The process of hydraulic fracturing, or fracking has revolutionized oil and gas in the U.S. Imports are down; production is booming, and even the economy is showing signs of life again.
But fracking in Colorado has yet to get the credit it rightfully deserves. In a state that thrives with this drilling technology – a technique that typically uses large amounts of pressurized water mixed with sand and/or chemicals to extract gas and oil from deep below the earth’s surface – it has a bum rap.
Environmental groups and citizens of Colorado alike are leading the charge in a growing trend to ban the use of fracking. They claim that the environmental impact is too grave.
Two Colorado towns have already imposed a ban. Now other communities threaten to follow suit.
But what about the upside?
Colorado produced more oil in 2012 than it has in 55 years, and according to Bloomberg, natural gas production has gone up 27 percent from 2007 to 2011. Fracking has helped steer the state’s economy in the right direction and the oil and gas industry employs more than 48,000 workers there.
Still, anger persists over its use. And while bans and restrictions catch fire there are even talks of imposing a statewide ban on fracking though a 2014 referendum measure.
Included in that referendum are 10 measures, one of which has already been passed – a more rigorous set of requirements for companies who might be faced with a spill. Others that were proposed included strict fines, public health standards and greater groundwater testing for wells.
The heat is definitely on the oil and gas industry in Colorado. This one new piece of legislation could be the fuel that stokes the whole fire.
With a political shift taking place throughout the state, energy has become a huge issue, and now more than ever it is a time to ramp up preventative measures.
Colorado is the nation’s fifth-leading producer of natural gas and number nine in oil – it’s a big part of the economic upswing taking place throughout the country, but it’s also not as friendly to energy producers as in years gone by.
The industry stands to lose a lot if this matter gets out of hand. And that’s why one group – the Western Energy Alliance, made up of roughly 400 oil and gas companies, has increased its advocacy budget from $200,000 to $1 million to educate voters about fracking.
That seems to be the one major roadblock – education – people don’t fully understand the drilling process, and because of it, they want to see restrictions. It’s happening throughout the country – from sea to sea.
But it’s in Colorado where communities have been more on the offensive. Protect Our Colorado, a coalition of residents, environmental groups and companies like the apparel retailer Patagonia Inc. are pushing for an all-out ban on fracking.
The community of Longmont overwhelmingly approved a ban on fracking in November. Fort Collins had a similar ban lifted only after Prospect Energy LLC, who operates within its city limits, agreed to stricter guidelines than imposed already by the state.
And the city of Boulder seems to be the next in line to duke it out over fracking restrictions. Just last week, two opposing organizations, FrackNation, showing the upside to drilling, and GasLand2, the opposite, each screened a film to residents of the community. There is a moratorium to be held by the city council on June 4.

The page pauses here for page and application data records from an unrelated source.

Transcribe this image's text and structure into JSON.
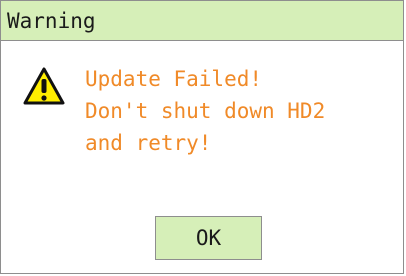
{
  "dialog": {
    "title": "Warning",
    "icon": "warning-icon",
    "message_lines": [
      "Update Failed!",
      "Don't shut down HD2",
      "and retry!"
    ],
    "ok_label": "OK"
  },
  "colors": {
    "title_bar": "#d6efb8",
    "button": "#d6efb8",
    "message_text": "#f08a28",
    "border": "#8e8e8e",
    "icon_fill": "#ffee00"
  }
}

And all this is happening while Colorado is experiencing an explosion of natural gas. In its Piceance Basin which is being hailed as “The Gas Factory” for its copious amounts of natural gas, there is one shale reserve that stands out above the rest:
The Niobrara Shale stretches from Colorado out into Kansas, Nebraska and Wyoming.
One well that was just revealed last month produced over one billion cubic feet of natural gas in its first 100 days of operation. That same well is expected to produce in a matter of months what some wells produce in a life span of 30 to 40 years.
Now is not the time to rage a war, and with results like in the Niobrara, the gas and oil industry can ill afford to lose control of Colorado. The expectations are simply too great.
Companies who could reap those rewards while fighting off the aggressors are West Energy Alliance members Anadarko Petroleum Corp. (NYSE: APC) of Texas and Devon Energy Corp. (NYSE: DVN) based out of Oklahoma.
And throughout Colorado, there seems to be a surge in exploration.
Just last week, Lakeside Minerals bought up over 2,000 acres of Bull Mountain for exploration. The area had always turned up dry in the past, but then again, drilling isn’t what it used to be.
And the same goes for other regions and counties like in Larimer, where Context Energy purchased leases there.
These are promising signs amid Colorado’s volatile resistance to fracking, but Colorado has always been an oil and gas state – all the more reason for industry officials to be wary of opposition.
If a ban takes place on Colorado fracking, it’s essentially a ban on Colorado gas and oil development, and a threat to the very way of life that Colorado has come to know.